Supplemental Information

Phylogenetic tree based on Neighbour Joining and Maximum Likelihood analysis of 605 bp sequence of the COI gene

Numbers indicate the bootstrap value in the range 0–1. The size of the spots is directly proportional to the bootstrap value. * indicates the sequence from GenBank

DOI: 10.7717/peerj.5962/supp-1

Phylogenetic tree based on Neighbour Joining and Maximum Likelihood analysis of 329 bp sequence of the ND5 gene

Numbers indicate the bootstrap value in the range 0–1. The size of the spots is directly proportional to the bootstrap value. * indicates the sequence from GenBank

DOI: 10.7717/peerj.5962/supp-2

Phylogenetic tree based on Neighbour Joining and Maximum Likelihood analysis of 309 bp sequence of the EF-1α gene

Numbers indicate the bootstrap value in the range 0–1. The size of the spots is directly proportional to the bootstrap value. * indicates the sequence from GenBank

DOI: 10.7717/peerj.5962/supp-3

Phylogenetic tree based on Neighbour Joining and Maximum Likelihood analysis of 327 bp sequence of the PER gene

Numbers indicate the bootstrap value in the range 0-1. The size of the spots is directly proportional to the bootstrap value. * indicates the sequence from GenBank

DOI: 10.7717/peerj.5962/supp-4

Phylogenetic tree based on Neighbour Joining and Maximum Likelihood analysis of 934 bp of the COI+ND5 concatenated sequences

Numbers indicate the bootstrap value in the range 0–1. The size of the spots is directly proportional to the bootstrap value. * indicates the sequence from GenBank

DOI: 10.7717/peerj.5962/supp-5

Phylogenetic tree based on Neighbour Joining and Maximum Likelihood analysis of 1,243 bp of the COI+ND5+EF-1α concatenated sequences

Numbers indicate the bootstrap value in the range 0–1. The size of the spots is directly proportional to the bootstrap value. * indicates the sequence from GenBank

DOI: 10.7717/peerj.5962/supp-6

Phylogenetic tree based on Neighbour Joining and Maximum Likelihood analysis of 1570 bp of the COI+ND5+EF-1α+PER concatenated sequences

Numbers indicate the bootstrap value in the range 0–1. The size of the spots is directly proportional to the bootstrap value. * indicates the sequence from GenBank

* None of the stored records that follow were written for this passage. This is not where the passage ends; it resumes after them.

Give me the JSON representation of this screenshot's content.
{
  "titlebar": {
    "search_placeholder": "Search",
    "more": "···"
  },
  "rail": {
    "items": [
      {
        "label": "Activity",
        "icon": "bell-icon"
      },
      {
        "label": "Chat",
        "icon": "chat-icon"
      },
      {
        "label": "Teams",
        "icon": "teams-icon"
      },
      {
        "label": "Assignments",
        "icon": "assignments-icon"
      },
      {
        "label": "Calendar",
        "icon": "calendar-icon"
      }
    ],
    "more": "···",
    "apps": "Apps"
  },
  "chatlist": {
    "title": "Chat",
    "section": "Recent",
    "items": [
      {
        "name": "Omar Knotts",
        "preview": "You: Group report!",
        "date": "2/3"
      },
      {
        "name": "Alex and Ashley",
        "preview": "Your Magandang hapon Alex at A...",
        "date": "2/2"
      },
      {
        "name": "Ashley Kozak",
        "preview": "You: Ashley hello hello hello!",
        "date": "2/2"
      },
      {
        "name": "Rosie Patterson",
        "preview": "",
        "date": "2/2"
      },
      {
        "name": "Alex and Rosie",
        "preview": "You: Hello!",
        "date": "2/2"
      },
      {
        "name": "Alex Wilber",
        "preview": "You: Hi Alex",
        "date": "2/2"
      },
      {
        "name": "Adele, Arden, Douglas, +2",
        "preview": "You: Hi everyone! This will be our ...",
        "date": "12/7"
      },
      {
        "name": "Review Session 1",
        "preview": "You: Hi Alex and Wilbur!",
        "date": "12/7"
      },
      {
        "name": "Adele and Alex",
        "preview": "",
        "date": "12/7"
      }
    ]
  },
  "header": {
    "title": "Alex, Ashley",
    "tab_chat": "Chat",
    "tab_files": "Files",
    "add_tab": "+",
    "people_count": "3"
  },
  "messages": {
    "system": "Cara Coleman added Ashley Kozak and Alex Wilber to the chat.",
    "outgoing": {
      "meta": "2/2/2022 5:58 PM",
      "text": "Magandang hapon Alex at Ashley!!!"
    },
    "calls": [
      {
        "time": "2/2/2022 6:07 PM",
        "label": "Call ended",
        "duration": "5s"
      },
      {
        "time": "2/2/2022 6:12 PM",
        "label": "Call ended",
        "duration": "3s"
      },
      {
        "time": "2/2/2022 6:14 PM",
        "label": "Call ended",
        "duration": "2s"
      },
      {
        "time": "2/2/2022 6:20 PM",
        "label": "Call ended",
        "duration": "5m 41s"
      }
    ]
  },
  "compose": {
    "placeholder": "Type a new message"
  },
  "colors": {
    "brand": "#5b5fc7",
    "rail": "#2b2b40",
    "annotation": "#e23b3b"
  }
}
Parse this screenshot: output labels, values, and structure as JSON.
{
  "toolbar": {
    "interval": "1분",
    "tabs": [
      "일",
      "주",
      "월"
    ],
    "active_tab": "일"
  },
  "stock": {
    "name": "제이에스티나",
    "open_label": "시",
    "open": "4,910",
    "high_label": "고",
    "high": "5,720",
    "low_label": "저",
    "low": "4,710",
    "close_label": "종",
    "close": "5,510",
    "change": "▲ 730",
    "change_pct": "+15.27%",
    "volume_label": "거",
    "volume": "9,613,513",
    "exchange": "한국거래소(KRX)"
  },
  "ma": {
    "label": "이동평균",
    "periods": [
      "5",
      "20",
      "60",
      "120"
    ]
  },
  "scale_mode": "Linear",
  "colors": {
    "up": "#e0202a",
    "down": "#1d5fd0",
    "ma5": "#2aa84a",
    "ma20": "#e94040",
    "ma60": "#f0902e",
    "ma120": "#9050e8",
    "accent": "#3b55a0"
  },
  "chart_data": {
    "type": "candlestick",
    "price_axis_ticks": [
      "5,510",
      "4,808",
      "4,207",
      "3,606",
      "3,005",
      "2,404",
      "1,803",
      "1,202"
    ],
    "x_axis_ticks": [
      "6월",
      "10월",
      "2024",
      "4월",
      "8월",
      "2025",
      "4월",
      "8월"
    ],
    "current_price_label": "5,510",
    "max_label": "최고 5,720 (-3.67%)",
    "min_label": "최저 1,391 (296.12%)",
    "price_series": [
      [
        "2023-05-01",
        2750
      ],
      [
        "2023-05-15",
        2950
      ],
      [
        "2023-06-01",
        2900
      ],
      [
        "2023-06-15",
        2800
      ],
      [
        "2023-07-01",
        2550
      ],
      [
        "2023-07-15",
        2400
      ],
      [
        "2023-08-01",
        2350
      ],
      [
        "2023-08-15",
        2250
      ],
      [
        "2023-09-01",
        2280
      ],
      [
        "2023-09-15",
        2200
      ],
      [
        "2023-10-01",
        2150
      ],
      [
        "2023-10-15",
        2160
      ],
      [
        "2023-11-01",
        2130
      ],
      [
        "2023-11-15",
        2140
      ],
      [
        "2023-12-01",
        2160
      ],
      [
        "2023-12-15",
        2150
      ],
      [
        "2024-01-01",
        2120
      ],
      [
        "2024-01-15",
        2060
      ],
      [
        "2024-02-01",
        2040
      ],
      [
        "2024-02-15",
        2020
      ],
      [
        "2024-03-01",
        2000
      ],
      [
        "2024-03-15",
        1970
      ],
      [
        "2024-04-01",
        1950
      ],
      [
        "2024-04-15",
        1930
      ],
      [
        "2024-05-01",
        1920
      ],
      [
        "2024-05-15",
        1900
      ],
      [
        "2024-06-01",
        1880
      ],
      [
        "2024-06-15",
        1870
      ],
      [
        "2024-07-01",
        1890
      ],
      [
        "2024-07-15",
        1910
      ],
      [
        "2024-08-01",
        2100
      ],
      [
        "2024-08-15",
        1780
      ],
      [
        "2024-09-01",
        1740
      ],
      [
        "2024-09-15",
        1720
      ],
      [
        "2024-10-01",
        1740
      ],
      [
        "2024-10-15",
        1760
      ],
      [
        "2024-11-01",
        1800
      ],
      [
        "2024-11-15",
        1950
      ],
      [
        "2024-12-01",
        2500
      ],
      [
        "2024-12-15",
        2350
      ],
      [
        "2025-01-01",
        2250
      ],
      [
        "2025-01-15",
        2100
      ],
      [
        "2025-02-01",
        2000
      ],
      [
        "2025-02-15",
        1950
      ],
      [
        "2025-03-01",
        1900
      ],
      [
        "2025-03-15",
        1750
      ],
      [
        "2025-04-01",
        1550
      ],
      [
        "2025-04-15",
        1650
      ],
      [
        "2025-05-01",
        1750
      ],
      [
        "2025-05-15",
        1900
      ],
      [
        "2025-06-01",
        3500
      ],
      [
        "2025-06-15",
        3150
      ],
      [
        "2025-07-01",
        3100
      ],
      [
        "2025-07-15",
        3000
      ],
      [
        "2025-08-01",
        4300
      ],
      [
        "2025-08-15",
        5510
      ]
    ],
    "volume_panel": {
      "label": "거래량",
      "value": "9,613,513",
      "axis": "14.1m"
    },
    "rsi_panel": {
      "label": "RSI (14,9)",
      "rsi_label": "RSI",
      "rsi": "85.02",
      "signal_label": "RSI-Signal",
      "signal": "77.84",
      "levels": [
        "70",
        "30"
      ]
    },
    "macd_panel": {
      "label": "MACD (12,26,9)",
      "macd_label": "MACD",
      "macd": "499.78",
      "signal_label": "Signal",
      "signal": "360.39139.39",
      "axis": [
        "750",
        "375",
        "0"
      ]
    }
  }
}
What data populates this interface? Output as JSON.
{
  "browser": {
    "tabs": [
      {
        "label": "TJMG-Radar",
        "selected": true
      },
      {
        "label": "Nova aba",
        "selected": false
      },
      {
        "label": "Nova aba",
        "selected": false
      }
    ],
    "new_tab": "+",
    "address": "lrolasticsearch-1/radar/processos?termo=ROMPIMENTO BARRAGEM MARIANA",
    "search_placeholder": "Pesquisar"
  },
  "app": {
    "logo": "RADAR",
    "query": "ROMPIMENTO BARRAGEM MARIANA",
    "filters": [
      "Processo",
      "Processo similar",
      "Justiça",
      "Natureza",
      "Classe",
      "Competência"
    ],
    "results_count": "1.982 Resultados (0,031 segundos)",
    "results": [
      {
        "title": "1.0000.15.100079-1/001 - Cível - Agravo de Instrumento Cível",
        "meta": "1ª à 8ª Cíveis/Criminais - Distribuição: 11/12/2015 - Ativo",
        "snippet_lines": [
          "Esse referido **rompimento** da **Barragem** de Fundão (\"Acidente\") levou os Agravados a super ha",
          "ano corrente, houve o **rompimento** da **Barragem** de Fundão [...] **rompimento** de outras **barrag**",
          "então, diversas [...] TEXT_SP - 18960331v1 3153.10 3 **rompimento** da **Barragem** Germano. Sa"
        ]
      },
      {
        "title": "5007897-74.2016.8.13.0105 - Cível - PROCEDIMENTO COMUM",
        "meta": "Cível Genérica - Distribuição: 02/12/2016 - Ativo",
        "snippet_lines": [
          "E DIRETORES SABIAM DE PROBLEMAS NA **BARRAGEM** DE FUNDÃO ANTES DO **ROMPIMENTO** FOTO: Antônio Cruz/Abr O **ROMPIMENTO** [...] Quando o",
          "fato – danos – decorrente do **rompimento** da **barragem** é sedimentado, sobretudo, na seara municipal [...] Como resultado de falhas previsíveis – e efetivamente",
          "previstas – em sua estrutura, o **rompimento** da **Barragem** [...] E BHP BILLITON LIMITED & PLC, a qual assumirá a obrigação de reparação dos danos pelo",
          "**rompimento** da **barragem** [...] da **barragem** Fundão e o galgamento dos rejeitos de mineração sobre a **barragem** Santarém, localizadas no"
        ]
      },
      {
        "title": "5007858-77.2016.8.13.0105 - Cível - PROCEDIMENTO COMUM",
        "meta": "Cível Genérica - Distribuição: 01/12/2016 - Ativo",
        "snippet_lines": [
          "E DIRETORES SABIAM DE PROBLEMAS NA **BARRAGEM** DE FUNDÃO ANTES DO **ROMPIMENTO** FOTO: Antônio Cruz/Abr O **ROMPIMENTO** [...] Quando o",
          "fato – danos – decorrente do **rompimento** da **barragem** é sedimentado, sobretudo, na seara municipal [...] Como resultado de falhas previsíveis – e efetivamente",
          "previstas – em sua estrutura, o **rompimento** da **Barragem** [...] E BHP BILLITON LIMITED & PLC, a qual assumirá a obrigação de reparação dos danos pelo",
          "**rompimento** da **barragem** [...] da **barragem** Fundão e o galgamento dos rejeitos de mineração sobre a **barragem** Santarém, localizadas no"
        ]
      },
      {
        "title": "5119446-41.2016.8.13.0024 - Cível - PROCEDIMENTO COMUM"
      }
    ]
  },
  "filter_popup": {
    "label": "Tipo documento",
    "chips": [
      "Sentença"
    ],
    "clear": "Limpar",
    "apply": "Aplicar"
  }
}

DOI: 10.7717/peerj.5962/supp-7

Sequences used to create all the phylogenetic trees

DOI: 10.7717/peerj.5962/supp-8